[[ TASK MATERIAL, beginning ]]

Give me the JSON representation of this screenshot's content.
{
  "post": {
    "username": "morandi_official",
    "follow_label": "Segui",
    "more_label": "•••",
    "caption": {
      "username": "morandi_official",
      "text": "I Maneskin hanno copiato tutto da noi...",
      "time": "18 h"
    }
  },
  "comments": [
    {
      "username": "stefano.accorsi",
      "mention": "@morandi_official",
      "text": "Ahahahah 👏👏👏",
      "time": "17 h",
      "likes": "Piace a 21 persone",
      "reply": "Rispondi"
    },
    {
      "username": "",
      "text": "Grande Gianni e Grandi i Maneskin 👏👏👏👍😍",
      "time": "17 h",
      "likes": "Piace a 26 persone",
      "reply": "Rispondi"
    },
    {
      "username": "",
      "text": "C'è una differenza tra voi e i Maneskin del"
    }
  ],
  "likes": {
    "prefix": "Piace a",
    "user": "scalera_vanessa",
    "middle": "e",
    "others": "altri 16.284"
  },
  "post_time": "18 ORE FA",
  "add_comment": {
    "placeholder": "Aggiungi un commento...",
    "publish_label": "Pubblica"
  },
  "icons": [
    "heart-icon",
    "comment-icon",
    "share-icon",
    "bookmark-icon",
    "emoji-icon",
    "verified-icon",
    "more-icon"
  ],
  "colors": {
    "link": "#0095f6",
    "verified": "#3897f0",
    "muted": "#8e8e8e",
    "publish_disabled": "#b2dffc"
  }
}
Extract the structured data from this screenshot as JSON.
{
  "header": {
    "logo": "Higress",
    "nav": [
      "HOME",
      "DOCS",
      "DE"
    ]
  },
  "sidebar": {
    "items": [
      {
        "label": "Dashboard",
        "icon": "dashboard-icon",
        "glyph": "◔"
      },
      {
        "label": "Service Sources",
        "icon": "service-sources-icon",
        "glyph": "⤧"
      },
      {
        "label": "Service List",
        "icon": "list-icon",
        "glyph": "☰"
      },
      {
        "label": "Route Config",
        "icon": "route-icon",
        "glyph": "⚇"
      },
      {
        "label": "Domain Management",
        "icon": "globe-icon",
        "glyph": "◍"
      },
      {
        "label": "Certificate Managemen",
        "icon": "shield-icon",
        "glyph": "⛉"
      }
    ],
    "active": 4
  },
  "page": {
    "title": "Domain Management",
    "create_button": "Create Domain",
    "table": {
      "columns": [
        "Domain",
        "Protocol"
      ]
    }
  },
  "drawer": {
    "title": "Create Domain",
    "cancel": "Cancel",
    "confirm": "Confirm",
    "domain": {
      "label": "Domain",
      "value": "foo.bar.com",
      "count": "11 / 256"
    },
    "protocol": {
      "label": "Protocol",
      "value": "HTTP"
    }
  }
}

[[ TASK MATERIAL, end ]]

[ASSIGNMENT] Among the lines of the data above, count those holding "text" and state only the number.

[THE COMPLETED TASK] 4